Anyway, then I started browsing people. I already notice some patterns. First, women are more likely to write more in their profile sections than men. They tend to include more details about what they like and what they are like. The profiles in which men were very detailed included a lot of lists or, oddly enough, were from men in very tech-y fields. The vast majority of straight men’s profiles are very stereotypically like…”I like hamburgers. I’m a chill dude.” In other words, I don’t find significant enough details in most men’s profiles to really piece together a person.
I noticed that the vast majority of my profile views are from straight white dudes. Go figure.
Lastly, maybe this is just the area I’m in, but I also notice that there are a lot of skinny ginger guys who post a lot of shirtless pictures. I don’t know what that’s all about, but I’m decidedly not attracted to the aesthetic.

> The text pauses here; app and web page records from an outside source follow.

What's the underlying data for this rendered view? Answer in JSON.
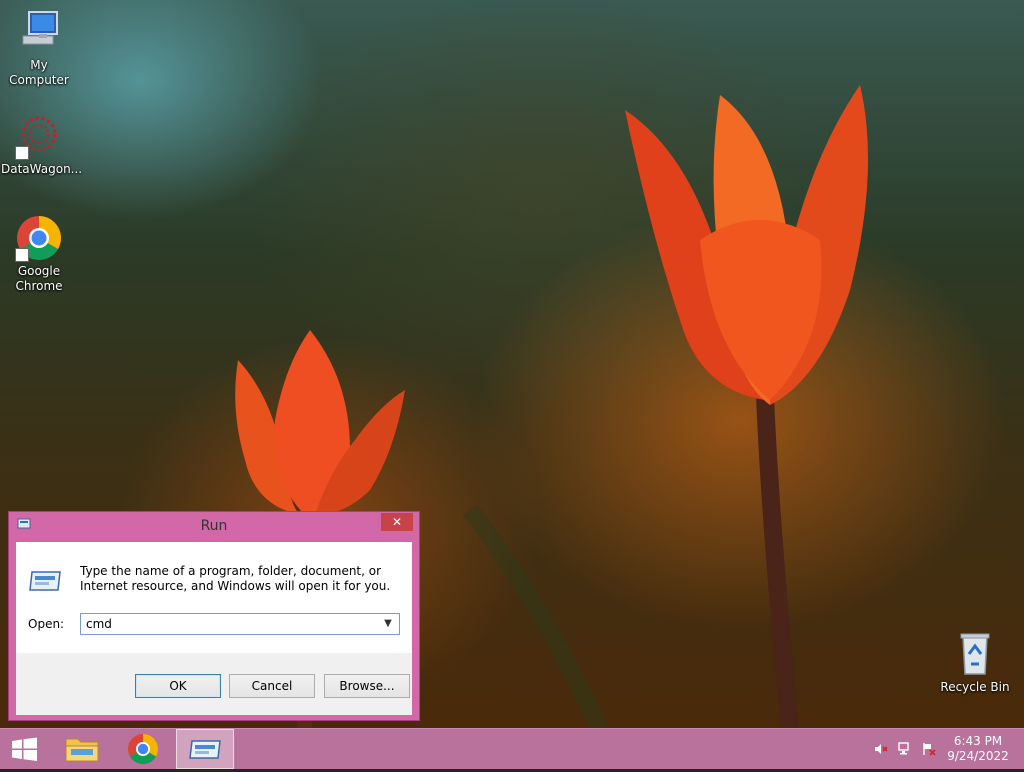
{
  "desktop": {
    "icons": [
      {
        "label": "My Computer",
        "icon": "computer-icon"
      },
      {
        "label": "DataWagon...",
        "icon": "datawagon-icon"
      },
      {
        "label": "Google\nChrome",
        "label_line1": "Google",
        "label_line2": "Chrome",
        "icon": "chrome-icon"
      },
      {
        "label": "Recycle Bin",
        "icon": "recycle-bin-icon"
      }
    ]
  },
  "run_dialog": {
    "title": "Run",
    "close_label": "✕",
    "description": "Type the name of a program, folder, document, or Internet resource, and Windows will open it for you.",
    "open_label": "Open:",
    "open_value": "cmd",
    "buttons": {
      "ok": "OK",
      "cancel": "Cancel",
      "browse": "Browse..."
    }
  },
  "taskbar": {
    "items": [
      {
        "name": "start-button",
        "icon": "windows-logo-icon"
      },
      {
        "name": "file-explorer",
        "icon": "folder-icon"
      },
      {
        "name": "google-chrome",
        "icon": "chrome-icon"
      },
      {
        "name": "run",
        "icon": "run-icon",
        "active": true
      }
    ],
    "tray_icons": [
      "speaker-muted-icon",
      "network-icon",
      "action-center-icon"
    ],
    "time": "6:43 PM",
    "date": "9/24/2022"
  },
  "colors": {
    "taskbar": "#b9729c",
    "dialog_frame": "#d368a8",
    "close_button": "#c8424a"
  }
}
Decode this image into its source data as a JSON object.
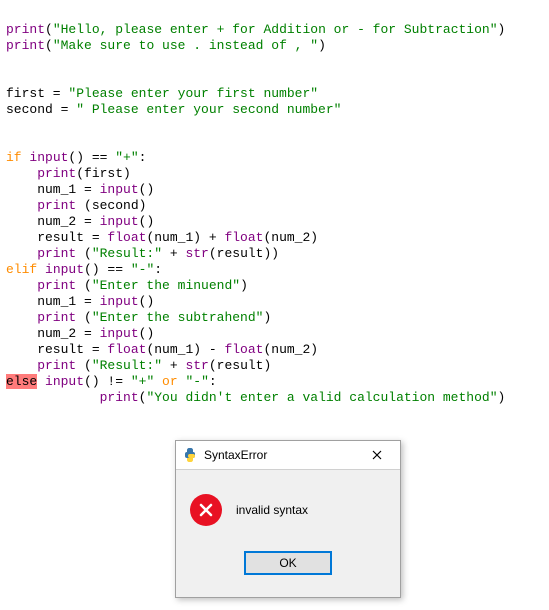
{
  "code": {
    "l01_fn": "print",
    "l01_str": "\"Hello, please enter + for Addition or - for Subtraction\"",
    "l02_fn": "print",
    "l02_str": "\"Make sure to use . instead of , \"",
    "l05_assign": "first = ",
    "l05_str": "\"Please enter your first number\"",
    "l06_assign": "second = ",
    "l06_str": "\" Please enter your second number\"",
    "l09_kw": "if",
    "l09_input": " input",
    "l09_rest": "() == ",
    "l09_str": "\"+\"",
    "l09_colon": ":",
    "l10_fn": "    print",
    "l10_args": "(first)",
    "l11_assign": "    num_1 = ",
    "l11_input": "input",
    "l11_rest": "()",
    "l12_fn": "    print",
    "l12_args": " (second)",
    "l13_assign": "    num_2 = ",
    "l13_input": "input",
    "l13_rest": "()",
    "l14_assign": "    result = ",
    "l14_float1": "float",
    "l14_mid": "(num_1) + ",
    "l14_float2": "float",
    "l14_end": "(num_2)",
    "l15_fn": "    print",
    "l15_paren": " (",
    "l15_str": "\"Result:\"",
    "l15_mid": " + ",
    "l15_strfn": "str",
    "l15_end": "(result))",
    "l16_kw": "elif",
    "l16_input": " input",
    "l16_rest": "() == ",
    "l16_str": "\"-\"",
    "l16_colon": ":",
    "l17_fn": "    print",
    "l17_paren": " (",
    "l17_str": "\"Enter the minuend\"",
    "l17_end": ")",
    "l18_assign": "    num_1 = ",
    "l18_input": "input",
    "l18_rest": "()",
    "l19_fn": "    print",
    "l19_paren": " (",
    "l19_str": "\"Enter the subtrahend\"",
    "l19_end": ")",
    "l20_assign": "    num_2 = ",
    "l20_input": "input",
    "l20_rest": "()",
    "l21_assign": "    result = ",
    "l21_float1": "float",
    "l21_mid": "(num_1) - ",
    "l21_float2": "float",
    "l21_end": "(num_2)",
    "l22_fn": "    print",
    "l22_paren": " (",
    "l22_str": "\"Result:\"",
    "l22_mid": " + ",
    "l22_strfn": "str",
    "l22_end": "(result)",
    "l23_kw": "else",
    "l23_input": " input",
    "l23_rest": "() != ",
    "l23_str1": "\"+\"",
    "l23_or": " or ",
    "l23_str2": "\"-\"",
    "l23_colon": ":",
    "l24_fn": "            print",
    "l24_paren": "(",
    "l24_str": "\"You didn't enter a valid calculation method\"",
    "l24_end": ")"
  },
  "dialog": {
    "title": "SyntaxError",
    "message": "invalid syntax",
    "ok_label": "OK"
  }
}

Not surprisingly, I received two messages within two hours of creating a profile. One was from a Middle Eastern guy with a kid. The other was from a SWD. I’m pretty naive, so I messaged both of them back (after briefly consulting with my other online-dating-savvy friends this morning, I soon learned that this is a no-no. From this point on, I don’t plan on replying to anyone I’m not actually interested in, at least in some way). It literally took 4 messages for Middle Eastern guy to suggest meeting up. White guy was hinting at it by the second. Clearly, folks are thirsty.
I reached my first match within 3 hours of browsing around. It’s with a woman. She has a lovely profile photo, very flirty with red lipstick and curly brown hair. I just feel like if we were ever to meet, I’d want more so to be her friend than her date. Maybe I’ll message her. We’ll see how that goes.
24(ish) Hours Later
I received 4 more messages from random people who I’m probably not going to reply to. I think the best one so far just said “hey hun”.
It’s kind of cool, I’m close enough to New York that people from there are included in my radius. I’m definitely seeing more diverse profiles when I browse New Yorkers. My friends caution me that I might receive messages from crazies in the city. I don’t doubt it.